Clearly the swing is much bigger on the premium card. If you take a “one now, one later” approach, you should definitely prioritize the premium card now:

  • Aeroplan Reserve Card now at 150,000 points + Aeroplan Card later at 50,000 points = total of 200,000 points
  • Aeroplan Card now at 75,000 points + Aeroplan Reserve Card later at 75,000 points = total of 150,000 points

Likewise, I’d look to nab the Platinum Card before a Bonvoy card. With an extra 85,000 MR points on the table compared to before, nobody’s going to miss an extra 40,000 Bonvoy points.

Here’s an extremely subjective breakdown of the value you might expect to lose by applying for each card at a later date – and therefore, what you’d gain by applying now:

Card

Current Best Offer

Projected Future Offer

Approximate Value Difference

Aeroplan Business Reserve

150,000 Aeroplan points

75,000 Aeroplan points

$1,575

Aeroplan Reserve

150,000 Aeroplan points

75,000–100,000 Aeroplan points

$1,050–1,575

Platinum

150,000 MR points

60,000–100,000 MR points

$462–1,342

Aeroplan

75,000 Aeroplan points

20,000–50,000 Aeroplan points

$525–1,155

Air Miles Reserve

7,500 Air Miles

2,000–3,000 Air Miles

$525–675

Business Platinum

100,000 MR points

75,000–100,000 MR points

$0–550

Business Gold

60,000 MR points

40,000 MR points

$440

Business Edge

55,000 MR Select points

40,000 MR Select points

$225

Bonvoy

105,000 Bonvoy points

65,000 Bonvoy points

$225

Bonvoy Business

105,000 Bonvoy points

65,000 Bonvoy points

$225

Even if the premium cards settle long-term around 100,000 points, higher than they were before, you’d still be giving up 50,000 points, worth $1,000+, by putting those cards off. After all, the bigger they come, the harder they fall.

Maybe it’s a fool’s errand trying to forecast where the industry will go in the future, but generally speaking, I’d say that a great boost on a great card is a stronger play than a good boost on a good card.

Summer of Amex Number Cruncher

Clearly there’s no one answer – that’s why this is such an interesting question!

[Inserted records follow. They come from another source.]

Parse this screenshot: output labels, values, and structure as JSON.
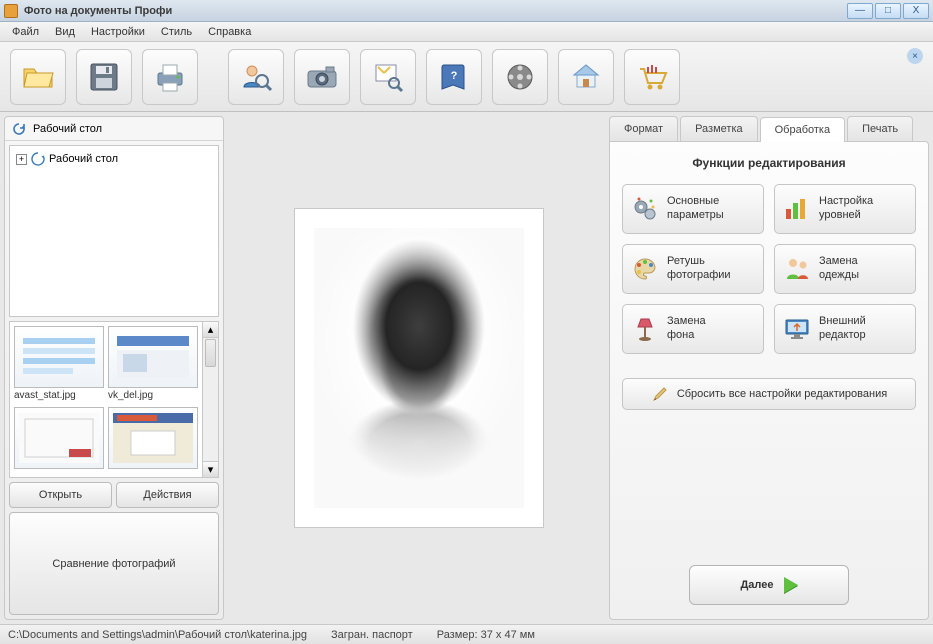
{
  "window": {
    "title": "Фото на документы Профи",
    "minimize": "—",
    "maximize": "□",
    "close": "X"
  },
  "menu": {
    "items": [
      "Файл",
      "Вид",
      "Настройки",
      "Стиль",
      "Справка"
    ]
  },
  "toolbar": {
    "icons": [
      "folder-open",
      "save",
      "print",
      "find-person",
      "camera",
      "crop-selection",
      "help-book",
      "film-reel",
      "home",
      "shopping-cart"
    ]
  },
  "left": {
    "location_label": "Рабочий стол",
    "tree": {
      "root_label": "Рабочий стол"
    },
    "thumbs": [
      {
        "name": "avast_stat.jpg"
      },
      {
        "name": "vk_del.jpg"
      },
      {
        "name": ""
      },
      {
        "name": ""
      }
    ],
    "open_btn": "Открыть",
    "actions_btn": "Действия",
    "compare_btn": "Сравнение фотографий"
  },
  "tabs": {
    "items": [
      "Формат",
      "Разметка",
      "Обработка",
      "Печать"
    ],
    "active_index": 2
  },
  "editing": {
    "title": "Функции редактирования",
    "buttons": [
      {
        "icon": "gears",
        "line1": "Основные",
        "line2": "параметры"
      },
      {
        "icon": "bars",
        "line1": "Настройка",
        "line2": "уровней"
      },
      {
        "icon": "palette",
        "line1": "Ретушь",
        "line2": "фотографии"
      },
      {
        "icon": "people",
        "line1": "Замена",
        "line2": "одежды"
      },
      {
        "icon": "lamp",
        "line1": "Замена",
        "line2": "фона"
      },
      {
        "icon": "monitor",
        "line1": "Внешний",
        "line2": "редактор"
      }
    ],
    "reset": "Сбросить все настройки редактирования",
    "next": "Далее"
  },
  "status": {
    "path": "C:\\Documents and Settings\\admin\\Рабочий стол\\katerina.jpg",
    "doc_type": "Загран. паспорт",
    "size": "Размер: 37 x 47 мм"
  }
}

Play around with the parameters that capture your constraints, and let the numbers speak for themselves.

Points Valuations
MR
MR Select
Aeroplan
Bonvoy
Air Miles
Settings
Keeper Card

Spend Categories


Card Net Gain ↕ Return on Spend ↕ Return on Fees ↕

Conclusion

As much as we like to hype up every amazing credit card offer, it's never as simple as just getting the biggest and best ones out there. With so many glistening signup bonuses this summer, we can never quite catch them all, and it can be very overwhelming trying to analyze everything.

With less than three weeks left before these offers end on August 3, 2021, the clock is ticking to get your plan in place.

Because these offers are so short-lived, you'll have to take on the fees and spend concurrently. Don't bite off more than you can chew, and be sure to prioritize the opportunities that will bring you the most value.